App and web page records:
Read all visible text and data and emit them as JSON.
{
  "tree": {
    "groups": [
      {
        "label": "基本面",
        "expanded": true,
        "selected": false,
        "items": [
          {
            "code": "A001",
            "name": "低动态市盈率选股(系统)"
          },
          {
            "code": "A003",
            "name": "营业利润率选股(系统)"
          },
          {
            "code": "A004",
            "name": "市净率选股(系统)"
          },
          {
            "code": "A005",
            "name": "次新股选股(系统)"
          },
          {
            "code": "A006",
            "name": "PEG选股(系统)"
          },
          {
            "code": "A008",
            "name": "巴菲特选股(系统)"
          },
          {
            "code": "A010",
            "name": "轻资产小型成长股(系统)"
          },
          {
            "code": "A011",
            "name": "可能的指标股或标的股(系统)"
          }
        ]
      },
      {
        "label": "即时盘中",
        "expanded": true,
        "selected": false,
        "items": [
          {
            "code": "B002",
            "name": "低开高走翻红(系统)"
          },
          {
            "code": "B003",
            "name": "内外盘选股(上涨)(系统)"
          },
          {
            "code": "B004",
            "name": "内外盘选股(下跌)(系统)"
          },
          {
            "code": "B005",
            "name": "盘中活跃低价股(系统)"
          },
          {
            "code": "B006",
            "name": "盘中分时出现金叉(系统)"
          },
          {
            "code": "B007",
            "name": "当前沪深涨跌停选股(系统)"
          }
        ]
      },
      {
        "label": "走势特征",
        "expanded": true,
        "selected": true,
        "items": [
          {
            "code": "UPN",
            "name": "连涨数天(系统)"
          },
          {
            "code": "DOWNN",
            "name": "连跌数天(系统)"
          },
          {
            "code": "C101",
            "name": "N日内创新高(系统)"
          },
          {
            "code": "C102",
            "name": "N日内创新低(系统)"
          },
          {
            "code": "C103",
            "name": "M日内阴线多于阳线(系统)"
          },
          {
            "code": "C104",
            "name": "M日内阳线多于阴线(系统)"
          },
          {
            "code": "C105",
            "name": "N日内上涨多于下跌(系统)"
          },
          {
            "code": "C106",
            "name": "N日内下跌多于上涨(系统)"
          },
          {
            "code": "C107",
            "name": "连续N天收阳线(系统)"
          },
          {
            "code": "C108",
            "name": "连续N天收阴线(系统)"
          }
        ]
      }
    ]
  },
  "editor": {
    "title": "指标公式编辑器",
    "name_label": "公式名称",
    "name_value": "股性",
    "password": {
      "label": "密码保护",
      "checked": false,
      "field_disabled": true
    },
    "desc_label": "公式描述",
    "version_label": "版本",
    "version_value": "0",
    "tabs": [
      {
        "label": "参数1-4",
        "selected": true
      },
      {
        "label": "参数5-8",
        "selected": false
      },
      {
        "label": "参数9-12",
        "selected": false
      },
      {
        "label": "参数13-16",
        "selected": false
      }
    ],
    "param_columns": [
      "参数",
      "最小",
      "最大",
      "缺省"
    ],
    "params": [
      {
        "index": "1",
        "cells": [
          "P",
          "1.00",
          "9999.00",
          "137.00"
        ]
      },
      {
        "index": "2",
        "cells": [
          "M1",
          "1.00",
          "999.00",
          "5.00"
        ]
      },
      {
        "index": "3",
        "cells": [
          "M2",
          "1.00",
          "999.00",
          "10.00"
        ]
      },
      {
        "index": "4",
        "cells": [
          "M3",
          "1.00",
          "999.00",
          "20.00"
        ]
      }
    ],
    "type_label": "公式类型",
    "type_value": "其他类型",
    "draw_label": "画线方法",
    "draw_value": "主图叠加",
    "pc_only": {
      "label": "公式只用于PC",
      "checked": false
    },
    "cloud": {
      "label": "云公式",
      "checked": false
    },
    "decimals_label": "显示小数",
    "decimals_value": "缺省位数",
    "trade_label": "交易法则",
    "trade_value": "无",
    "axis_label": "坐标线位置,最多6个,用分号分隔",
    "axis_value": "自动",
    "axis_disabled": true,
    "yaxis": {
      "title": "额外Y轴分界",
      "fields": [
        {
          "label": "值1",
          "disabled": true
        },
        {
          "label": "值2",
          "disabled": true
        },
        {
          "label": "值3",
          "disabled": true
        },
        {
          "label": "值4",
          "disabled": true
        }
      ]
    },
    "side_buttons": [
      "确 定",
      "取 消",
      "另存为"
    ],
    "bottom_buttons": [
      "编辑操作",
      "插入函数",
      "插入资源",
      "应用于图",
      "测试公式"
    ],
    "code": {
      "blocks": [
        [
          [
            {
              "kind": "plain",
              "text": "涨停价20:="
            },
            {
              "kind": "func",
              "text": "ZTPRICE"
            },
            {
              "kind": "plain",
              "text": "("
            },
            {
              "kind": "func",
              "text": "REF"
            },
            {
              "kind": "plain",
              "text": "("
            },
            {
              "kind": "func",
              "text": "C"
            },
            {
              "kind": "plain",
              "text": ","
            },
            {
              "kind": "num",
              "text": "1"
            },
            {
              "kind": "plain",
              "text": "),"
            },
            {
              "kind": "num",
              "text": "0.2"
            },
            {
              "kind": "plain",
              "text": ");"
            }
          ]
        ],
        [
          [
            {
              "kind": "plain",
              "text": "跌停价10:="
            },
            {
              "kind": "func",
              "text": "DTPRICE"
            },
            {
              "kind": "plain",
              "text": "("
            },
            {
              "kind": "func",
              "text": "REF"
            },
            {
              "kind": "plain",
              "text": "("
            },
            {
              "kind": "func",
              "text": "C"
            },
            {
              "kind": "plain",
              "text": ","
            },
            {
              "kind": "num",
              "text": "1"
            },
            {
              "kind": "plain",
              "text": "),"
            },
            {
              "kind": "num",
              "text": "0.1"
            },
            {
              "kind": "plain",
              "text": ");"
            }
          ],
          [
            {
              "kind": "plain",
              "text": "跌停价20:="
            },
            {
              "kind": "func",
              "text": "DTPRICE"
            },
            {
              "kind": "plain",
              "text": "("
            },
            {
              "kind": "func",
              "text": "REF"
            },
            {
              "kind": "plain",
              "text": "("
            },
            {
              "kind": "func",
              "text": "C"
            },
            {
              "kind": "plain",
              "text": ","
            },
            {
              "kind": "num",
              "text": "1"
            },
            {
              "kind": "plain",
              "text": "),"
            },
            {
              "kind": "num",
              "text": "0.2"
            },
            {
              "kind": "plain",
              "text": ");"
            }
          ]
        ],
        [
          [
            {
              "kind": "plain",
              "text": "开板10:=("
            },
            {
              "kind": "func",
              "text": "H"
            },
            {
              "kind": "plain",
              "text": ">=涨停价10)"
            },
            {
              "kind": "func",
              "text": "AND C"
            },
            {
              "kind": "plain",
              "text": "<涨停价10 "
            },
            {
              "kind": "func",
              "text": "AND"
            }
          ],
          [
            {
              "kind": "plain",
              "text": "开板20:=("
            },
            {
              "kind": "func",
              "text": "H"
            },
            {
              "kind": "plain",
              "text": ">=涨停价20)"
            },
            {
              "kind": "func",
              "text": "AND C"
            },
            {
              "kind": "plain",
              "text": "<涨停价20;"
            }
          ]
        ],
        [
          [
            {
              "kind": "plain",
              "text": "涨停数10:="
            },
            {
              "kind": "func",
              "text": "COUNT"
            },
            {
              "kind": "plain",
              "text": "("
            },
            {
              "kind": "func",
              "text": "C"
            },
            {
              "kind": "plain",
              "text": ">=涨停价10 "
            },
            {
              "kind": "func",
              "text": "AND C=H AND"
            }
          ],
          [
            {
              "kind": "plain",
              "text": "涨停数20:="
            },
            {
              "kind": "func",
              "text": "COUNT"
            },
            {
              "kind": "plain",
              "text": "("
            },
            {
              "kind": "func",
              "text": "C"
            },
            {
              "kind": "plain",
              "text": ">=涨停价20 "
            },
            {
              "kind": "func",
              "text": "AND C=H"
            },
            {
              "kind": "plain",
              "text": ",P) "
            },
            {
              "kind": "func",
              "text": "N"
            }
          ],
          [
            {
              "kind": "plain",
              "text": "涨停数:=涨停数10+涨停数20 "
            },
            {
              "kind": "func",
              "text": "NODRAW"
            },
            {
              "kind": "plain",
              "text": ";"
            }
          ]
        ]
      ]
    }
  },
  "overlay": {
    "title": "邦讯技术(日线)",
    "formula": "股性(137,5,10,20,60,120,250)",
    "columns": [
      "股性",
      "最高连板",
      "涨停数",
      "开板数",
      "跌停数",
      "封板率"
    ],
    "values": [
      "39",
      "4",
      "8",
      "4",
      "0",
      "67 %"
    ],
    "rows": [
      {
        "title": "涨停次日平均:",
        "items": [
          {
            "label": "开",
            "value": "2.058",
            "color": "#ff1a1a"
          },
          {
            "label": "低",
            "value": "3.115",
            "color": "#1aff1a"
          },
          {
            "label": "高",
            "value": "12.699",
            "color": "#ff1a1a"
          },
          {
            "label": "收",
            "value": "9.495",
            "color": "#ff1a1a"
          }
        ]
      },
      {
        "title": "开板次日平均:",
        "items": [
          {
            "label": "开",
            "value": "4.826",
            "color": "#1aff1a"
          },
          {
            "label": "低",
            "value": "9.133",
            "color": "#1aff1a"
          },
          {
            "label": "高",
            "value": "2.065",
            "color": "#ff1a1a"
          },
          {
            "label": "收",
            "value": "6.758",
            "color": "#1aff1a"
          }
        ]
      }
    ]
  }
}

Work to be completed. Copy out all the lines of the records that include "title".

Solution.
    "title": "指标公式编辑器",
      "title": "额外Y轴分界",
    "title": "邦讯技术(日线)",
        "title": "涨停次日平均:",
        "title": "开板次日平均:",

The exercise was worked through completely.